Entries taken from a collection
Segment Open

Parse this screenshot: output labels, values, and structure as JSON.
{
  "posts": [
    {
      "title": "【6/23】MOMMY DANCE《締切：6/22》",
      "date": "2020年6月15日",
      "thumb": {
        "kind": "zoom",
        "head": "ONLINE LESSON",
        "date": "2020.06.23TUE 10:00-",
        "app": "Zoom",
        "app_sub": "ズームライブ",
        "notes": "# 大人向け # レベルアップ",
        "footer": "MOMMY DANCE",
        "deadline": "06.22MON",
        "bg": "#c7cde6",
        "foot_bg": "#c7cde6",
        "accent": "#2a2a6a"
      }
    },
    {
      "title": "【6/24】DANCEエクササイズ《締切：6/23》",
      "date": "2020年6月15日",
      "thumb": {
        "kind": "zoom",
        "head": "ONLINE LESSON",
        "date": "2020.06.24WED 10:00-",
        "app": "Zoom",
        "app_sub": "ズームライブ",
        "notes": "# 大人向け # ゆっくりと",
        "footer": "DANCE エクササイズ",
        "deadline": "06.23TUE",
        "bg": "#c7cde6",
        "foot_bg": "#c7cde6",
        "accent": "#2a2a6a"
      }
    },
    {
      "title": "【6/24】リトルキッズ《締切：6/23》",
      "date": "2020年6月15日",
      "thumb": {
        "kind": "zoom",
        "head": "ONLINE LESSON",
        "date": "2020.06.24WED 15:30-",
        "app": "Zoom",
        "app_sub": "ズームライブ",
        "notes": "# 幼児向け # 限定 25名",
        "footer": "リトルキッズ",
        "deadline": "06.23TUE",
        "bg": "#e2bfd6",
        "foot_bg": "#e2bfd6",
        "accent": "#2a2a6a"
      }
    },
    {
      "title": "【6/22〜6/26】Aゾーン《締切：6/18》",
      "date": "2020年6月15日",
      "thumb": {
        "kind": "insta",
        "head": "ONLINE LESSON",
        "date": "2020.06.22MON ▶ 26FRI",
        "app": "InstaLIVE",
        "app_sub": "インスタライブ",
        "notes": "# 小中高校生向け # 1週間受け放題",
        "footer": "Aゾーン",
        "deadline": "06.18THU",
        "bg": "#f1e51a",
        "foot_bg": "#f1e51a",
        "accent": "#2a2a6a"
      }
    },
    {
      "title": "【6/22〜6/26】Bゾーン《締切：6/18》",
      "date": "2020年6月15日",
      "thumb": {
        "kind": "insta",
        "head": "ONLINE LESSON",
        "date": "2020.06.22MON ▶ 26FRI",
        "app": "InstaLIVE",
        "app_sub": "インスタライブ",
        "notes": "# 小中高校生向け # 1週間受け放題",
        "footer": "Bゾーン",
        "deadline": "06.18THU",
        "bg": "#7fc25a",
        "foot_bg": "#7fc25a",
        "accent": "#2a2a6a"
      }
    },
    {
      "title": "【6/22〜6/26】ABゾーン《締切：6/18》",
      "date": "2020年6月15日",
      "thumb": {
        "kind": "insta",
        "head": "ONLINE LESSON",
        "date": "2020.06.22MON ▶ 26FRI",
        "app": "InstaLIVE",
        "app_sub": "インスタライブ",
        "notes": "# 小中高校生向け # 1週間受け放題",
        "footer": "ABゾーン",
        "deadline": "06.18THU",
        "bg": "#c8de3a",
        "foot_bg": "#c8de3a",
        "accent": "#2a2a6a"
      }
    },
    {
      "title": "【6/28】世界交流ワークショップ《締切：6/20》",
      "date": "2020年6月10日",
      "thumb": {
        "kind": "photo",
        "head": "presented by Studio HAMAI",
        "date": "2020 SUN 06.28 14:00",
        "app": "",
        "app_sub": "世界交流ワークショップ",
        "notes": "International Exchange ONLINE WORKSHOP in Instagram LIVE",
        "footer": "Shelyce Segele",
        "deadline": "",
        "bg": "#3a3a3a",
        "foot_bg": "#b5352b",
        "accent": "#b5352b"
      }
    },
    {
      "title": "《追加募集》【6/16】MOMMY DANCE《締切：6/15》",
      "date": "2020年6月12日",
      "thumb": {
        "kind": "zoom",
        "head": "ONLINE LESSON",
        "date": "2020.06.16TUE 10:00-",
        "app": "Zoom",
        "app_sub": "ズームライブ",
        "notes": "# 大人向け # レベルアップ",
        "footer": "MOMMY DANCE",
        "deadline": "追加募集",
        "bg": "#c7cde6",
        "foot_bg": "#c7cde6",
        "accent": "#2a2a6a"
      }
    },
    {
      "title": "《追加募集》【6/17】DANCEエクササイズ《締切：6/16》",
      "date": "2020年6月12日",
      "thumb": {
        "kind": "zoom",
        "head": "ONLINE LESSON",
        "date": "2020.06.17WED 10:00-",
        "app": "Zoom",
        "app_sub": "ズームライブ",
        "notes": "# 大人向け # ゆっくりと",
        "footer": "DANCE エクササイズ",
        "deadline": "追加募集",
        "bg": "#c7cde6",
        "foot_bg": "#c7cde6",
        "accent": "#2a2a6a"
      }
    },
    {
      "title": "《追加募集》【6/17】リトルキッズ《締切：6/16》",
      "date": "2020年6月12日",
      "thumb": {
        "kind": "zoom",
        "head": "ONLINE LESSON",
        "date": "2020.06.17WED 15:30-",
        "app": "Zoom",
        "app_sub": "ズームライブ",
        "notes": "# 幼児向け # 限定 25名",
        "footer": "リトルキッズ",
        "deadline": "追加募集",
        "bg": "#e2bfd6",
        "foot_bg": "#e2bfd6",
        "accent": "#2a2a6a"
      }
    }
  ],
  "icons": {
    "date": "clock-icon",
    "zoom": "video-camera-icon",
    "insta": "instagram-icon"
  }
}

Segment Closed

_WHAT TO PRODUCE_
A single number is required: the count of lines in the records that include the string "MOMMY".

_RESULT_
4